Twitch is the largest streaming platform on the market with 11.92 million unique channels generating nearly 11 billion hours watched in 2019 across 432 million hours of streaming. But a closer look at the platform shows that only the top fraction of a percentile of channels make up a majority of the viewership.
The top 1,000 channels on Twitch recorded a combined 5.8 billion hours watched on Twitch in 2019, around 50.3 percent of the platform’s total, Dot Esports found. Those numbers come from an analysis of data available on Twitch statistics website SullyGnome. They’re backed up by video game analytics company Stream Hatchet, which found the slightly higher ratio of 53 percent.
From the top one percent of the most-watched channels (100,000 channels) on Twitch, only the top one percent of them (1,000 channels) got over 50 percent of the hours watched.
Meanwhile, the top 500 channels accounted for 4.8 billion hours watched, more than 43 percent of Twitch’s total. The top 100 accounted for nearly 23 percent of the platform’s hours watched with 2.5 billion hours watched.
The most popular channels, including Riot Games, the Overwatch League, Tfue, Summit1g, ESL’s CS:GO channel, and other influencers in the top 10, generated a combined 713 million hours watched in 2019, more than six percent of Twitch’s total viewership pie.
It might seem obvious that the hours watched on Twitch’s top channels are disproportionate to the rest of the platform’s channels because of the popularity that top esports events and content creators have on Twitch, but one of the major factors driving the total hours watched figures for top channels is airtime.

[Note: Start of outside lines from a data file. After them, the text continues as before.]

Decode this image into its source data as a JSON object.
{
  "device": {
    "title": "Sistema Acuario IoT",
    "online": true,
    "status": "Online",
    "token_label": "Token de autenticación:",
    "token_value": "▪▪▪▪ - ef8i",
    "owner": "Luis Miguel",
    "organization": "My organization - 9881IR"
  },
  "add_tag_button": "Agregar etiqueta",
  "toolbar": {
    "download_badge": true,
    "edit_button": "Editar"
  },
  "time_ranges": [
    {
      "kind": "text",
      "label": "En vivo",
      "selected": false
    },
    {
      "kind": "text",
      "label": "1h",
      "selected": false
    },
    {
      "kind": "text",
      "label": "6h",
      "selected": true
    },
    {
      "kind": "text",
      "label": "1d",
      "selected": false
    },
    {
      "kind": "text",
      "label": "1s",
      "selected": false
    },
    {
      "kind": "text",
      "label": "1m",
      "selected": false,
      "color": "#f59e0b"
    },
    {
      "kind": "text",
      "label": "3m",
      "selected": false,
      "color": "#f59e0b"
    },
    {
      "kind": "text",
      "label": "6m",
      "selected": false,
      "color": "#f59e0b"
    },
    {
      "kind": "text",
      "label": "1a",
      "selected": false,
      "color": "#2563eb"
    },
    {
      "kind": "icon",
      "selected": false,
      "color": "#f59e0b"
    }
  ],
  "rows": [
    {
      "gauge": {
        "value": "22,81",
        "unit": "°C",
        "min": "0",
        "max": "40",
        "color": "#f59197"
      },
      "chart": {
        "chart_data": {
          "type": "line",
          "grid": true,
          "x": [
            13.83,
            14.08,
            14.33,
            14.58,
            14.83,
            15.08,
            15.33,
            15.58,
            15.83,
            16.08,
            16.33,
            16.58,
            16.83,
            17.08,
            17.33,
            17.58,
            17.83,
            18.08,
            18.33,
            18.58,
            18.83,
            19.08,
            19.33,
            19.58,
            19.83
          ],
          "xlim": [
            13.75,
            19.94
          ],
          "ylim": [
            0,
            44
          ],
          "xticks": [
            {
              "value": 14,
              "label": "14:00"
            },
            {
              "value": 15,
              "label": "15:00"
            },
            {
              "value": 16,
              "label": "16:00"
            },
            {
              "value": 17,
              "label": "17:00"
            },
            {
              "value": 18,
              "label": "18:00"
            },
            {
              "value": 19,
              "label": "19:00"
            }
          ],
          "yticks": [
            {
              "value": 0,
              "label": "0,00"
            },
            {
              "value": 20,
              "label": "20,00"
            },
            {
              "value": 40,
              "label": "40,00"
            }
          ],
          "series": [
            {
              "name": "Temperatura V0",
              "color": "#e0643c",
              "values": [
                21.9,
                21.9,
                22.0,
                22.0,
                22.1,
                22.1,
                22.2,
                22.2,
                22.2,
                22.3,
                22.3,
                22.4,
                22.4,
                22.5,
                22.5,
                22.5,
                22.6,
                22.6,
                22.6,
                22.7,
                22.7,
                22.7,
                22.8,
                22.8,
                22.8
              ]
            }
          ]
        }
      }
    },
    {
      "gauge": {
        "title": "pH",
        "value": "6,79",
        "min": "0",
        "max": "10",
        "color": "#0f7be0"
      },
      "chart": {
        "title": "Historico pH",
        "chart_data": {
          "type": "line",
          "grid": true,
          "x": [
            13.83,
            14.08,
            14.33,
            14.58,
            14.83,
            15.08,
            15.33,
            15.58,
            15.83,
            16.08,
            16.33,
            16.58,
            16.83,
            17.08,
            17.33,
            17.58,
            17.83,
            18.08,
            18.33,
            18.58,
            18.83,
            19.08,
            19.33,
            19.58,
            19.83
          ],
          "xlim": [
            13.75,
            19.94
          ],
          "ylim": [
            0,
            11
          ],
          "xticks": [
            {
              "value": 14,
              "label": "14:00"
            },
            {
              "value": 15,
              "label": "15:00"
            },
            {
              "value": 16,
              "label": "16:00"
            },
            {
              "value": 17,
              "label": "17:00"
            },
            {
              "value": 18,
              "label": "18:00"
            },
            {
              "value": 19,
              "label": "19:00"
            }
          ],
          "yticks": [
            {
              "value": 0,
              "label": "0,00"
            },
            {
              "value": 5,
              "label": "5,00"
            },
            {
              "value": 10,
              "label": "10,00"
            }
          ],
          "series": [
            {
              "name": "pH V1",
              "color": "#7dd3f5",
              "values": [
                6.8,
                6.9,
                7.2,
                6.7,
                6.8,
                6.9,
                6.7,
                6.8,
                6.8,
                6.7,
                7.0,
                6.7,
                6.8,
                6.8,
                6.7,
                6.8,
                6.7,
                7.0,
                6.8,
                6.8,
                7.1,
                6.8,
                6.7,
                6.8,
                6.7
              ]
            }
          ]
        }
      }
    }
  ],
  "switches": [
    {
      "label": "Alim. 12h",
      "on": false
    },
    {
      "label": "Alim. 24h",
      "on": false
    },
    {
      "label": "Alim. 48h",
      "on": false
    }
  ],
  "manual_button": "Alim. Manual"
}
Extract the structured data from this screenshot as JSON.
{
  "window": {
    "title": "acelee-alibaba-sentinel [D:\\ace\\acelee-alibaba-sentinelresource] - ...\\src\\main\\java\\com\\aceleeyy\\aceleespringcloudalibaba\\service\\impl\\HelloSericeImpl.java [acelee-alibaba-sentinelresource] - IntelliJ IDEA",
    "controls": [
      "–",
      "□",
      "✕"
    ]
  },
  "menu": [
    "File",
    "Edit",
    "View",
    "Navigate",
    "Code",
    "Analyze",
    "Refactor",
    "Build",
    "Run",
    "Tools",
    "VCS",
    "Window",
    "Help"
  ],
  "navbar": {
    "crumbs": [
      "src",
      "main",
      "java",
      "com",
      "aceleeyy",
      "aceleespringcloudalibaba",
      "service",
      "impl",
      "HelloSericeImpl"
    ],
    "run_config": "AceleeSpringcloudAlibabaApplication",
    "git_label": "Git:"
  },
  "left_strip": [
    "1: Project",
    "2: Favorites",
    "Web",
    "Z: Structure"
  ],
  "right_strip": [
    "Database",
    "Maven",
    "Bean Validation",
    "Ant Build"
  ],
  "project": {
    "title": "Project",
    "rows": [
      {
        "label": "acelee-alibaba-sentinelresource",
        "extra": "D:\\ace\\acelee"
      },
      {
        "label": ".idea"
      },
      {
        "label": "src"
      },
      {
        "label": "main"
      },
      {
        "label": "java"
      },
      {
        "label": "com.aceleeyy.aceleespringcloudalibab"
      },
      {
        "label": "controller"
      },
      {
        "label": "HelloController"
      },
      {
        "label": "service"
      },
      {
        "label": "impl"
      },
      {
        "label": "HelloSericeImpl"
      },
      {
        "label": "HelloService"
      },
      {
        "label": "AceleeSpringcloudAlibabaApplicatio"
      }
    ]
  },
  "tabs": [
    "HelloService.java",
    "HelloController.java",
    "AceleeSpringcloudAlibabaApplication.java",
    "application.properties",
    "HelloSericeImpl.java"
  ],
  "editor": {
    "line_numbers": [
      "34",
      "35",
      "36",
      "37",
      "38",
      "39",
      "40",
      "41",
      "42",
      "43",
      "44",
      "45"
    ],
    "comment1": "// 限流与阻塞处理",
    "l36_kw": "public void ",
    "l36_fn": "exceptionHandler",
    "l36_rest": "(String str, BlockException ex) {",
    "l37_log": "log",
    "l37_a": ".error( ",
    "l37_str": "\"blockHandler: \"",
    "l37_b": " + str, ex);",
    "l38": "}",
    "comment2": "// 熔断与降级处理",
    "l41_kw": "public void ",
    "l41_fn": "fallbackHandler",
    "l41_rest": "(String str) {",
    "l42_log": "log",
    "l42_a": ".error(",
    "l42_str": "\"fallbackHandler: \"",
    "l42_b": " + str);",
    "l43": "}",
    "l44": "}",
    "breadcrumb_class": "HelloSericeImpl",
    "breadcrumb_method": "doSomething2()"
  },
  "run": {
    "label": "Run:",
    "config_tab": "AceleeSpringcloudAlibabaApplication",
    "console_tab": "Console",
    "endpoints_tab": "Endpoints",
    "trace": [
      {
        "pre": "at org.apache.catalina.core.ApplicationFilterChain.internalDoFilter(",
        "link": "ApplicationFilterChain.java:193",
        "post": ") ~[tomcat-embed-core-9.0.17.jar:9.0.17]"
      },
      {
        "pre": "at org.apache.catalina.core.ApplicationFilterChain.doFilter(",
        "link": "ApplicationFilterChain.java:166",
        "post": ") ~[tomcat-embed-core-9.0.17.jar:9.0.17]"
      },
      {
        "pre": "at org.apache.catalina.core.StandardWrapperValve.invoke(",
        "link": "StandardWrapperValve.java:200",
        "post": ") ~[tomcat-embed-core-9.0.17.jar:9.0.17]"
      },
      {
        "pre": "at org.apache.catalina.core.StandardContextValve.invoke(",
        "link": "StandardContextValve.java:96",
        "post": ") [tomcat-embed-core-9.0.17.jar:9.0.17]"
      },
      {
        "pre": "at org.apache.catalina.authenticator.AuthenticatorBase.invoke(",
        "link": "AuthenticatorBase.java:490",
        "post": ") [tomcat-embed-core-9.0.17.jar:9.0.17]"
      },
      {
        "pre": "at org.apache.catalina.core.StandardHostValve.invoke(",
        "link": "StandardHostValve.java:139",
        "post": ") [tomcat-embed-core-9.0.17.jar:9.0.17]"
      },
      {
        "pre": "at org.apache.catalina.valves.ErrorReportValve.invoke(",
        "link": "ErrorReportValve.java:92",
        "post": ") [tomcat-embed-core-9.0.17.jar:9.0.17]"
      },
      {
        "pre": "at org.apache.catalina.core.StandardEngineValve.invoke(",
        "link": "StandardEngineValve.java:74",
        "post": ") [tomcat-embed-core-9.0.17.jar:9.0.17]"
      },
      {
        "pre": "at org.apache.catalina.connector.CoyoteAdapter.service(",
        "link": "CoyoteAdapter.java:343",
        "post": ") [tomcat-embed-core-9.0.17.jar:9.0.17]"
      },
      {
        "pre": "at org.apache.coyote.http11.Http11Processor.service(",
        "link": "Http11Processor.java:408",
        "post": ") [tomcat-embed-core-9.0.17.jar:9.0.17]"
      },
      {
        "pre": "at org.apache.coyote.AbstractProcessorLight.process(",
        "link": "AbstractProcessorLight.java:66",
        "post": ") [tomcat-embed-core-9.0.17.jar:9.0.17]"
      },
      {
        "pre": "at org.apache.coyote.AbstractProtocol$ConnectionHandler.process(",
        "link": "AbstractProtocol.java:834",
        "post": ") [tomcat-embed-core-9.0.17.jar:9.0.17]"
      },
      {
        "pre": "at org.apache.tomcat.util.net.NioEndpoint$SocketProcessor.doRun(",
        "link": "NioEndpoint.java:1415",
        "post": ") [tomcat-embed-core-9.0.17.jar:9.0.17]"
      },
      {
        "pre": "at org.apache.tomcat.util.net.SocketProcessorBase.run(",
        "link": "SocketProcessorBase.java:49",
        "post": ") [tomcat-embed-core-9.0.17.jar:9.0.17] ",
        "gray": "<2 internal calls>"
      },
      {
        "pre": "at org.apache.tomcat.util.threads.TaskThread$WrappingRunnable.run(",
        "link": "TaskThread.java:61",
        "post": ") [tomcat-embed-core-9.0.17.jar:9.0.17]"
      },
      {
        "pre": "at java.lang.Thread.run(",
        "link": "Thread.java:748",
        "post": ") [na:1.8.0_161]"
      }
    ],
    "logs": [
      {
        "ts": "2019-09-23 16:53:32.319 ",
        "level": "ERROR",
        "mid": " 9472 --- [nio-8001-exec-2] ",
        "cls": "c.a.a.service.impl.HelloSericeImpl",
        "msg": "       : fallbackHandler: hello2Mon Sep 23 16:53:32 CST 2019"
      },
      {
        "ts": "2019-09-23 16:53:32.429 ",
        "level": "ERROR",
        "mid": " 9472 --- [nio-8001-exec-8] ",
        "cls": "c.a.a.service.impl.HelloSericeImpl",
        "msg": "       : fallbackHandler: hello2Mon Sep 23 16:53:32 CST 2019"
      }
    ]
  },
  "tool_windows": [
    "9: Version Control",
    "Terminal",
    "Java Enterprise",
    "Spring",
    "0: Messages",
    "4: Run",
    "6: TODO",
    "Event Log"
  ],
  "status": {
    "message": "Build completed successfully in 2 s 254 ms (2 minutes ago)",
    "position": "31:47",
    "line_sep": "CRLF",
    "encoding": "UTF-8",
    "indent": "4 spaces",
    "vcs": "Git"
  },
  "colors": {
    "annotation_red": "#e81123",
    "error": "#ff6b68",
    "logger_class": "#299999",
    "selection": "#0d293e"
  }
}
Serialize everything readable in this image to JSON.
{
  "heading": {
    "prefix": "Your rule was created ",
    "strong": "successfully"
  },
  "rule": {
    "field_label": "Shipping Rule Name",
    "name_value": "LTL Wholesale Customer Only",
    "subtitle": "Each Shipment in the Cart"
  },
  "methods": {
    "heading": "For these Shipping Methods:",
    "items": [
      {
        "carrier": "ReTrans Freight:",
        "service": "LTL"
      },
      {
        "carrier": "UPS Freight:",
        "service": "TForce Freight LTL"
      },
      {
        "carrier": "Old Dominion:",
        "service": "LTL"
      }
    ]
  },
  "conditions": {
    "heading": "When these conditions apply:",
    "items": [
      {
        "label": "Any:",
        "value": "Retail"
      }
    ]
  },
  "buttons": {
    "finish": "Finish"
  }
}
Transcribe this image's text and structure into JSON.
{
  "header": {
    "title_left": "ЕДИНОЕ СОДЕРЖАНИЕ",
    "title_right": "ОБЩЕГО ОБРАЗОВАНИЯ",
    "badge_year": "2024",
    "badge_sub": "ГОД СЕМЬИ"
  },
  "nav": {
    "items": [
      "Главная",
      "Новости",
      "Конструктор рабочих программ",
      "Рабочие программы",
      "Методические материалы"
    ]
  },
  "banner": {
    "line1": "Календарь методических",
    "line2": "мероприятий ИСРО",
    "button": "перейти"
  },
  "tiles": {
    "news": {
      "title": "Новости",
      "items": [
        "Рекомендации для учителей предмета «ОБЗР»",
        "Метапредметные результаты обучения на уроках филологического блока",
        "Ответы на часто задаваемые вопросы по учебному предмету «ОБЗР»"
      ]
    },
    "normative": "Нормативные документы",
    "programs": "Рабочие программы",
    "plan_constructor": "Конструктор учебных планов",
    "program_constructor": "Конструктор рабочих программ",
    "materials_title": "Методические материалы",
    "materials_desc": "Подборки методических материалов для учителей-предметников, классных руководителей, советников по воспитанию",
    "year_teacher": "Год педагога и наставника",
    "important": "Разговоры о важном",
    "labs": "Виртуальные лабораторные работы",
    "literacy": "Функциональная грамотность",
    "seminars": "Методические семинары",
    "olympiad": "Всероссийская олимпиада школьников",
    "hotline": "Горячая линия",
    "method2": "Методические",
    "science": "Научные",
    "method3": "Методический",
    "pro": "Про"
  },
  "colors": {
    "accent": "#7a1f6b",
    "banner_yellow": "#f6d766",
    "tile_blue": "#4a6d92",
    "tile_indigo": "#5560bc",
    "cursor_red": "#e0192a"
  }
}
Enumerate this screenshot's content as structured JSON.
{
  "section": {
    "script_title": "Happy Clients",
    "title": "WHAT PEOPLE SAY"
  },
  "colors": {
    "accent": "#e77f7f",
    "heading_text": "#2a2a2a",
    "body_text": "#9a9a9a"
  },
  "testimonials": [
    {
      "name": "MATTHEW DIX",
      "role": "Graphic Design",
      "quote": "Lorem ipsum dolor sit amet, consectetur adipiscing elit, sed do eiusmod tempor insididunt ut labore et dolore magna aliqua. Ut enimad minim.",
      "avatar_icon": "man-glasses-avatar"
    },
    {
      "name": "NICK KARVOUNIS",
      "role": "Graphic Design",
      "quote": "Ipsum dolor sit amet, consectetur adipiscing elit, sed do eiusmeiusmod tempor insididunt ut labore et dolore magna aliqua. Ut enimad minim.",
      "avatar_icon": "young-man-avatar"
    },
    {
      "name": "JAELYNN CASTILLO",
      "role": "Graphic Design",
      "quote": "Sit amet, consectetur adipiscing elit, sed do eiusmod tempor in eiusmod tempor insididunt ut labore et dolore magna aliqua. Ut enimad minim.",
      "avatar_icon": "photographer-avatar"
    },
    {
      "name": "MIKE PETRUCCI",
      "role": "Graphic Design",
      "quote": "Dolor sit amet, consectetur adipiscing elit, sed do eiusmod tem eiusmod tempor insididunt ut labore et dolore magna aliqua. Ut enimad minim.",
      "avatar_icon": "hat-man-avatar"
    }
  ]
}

The top 100 channels on Twitch account for a disproportionate amount of viewership, but they also account for a larger chunk of airtime. In 2019, the average airtime that each unique channel streamed was about 36 hours.
Among the top 100 most-watched channels on Twitch, the average number of hours streamed was 2,605. The average number of hours streamed isn’t that much lower for the top 1,000 channels, either. Those channels streamed for 2,124 hours on average.
Obviously not every person with a channel on Twitch has the capability to stream regularly, but the sheer volume of airtime that top channels are able to produce certainly plays a role in making viewership as top-heavy as it is.
It’s almost akin to the chicken and egg debate. To stream as many hours as the top streamers do, you need to have the capacity and revenue to do so. But to get that income from streaming specifically, you need to become popular on the platform.
While becoming popular requires many hours of streaming, most people don’t have the ability to stream that much and also work enough to make a living before making it on Twitch.
Can streamers in the middle tier rise?
The impact of top influencers on Twitch is inarguable. This past year’s war between streaming platforms proved that. As top influencers like shroud and Ninja left Twitch in favor of exclusive streaming partnerships with Mixer, the marketplace for content creators was shaken up.
Now every top influencer has an opportunity to bargain with YouTube, Twitch, Mixer, and Facebook to seek the platform that will give them the most payout for exclusive streaming rights.
Previously, the popular notion was that Twitch was the only platform that someone could truly be successful on. But with other outlets presenting a feasible opportunity, there’s been a slight shift in viewership on Twitch.
In 2018, the top 10 channels, led by Ninja, accounted for 820.5 million hours watched on Twitch. But this year, that figure dropped after a few top influencers, like Ninja and shroud, moved from the platform.
While Ninja and shroud were still two of the top 10 most-watched channels on Twitch due to their success in 2019 prior to leaving for Mixer, the void they left on Twitch in the last few months of the year caused the top 10 to see a notable drop in viewership year-over-year.
Despite the top 10 channels seeing a 13-percent decline in hours watched, the top 1,000 channels as a whole saw a notable increase of eight percent. The top 1,000 streams’ 5.8 billion hours watched was up from 5.3 billion in 2018.
One potential reason for this shift in viewership could be attributed to a growth in diversity on Twitch. As some of the content creators who previously monopolized large audiences change platforms, viewers are potentially moving around to find more ways to view Twitch.
The top 1,000 channels on Twitch all had at least one million hours watched in 2019 with channels averaging more than 2,100 hours of airtime. While many of these channels aren’t on the same level as Tfue or Summit1g, the growth of the top 1,000 channels, despite a decline for the top 100, represents a rise for “middle tier” streamers.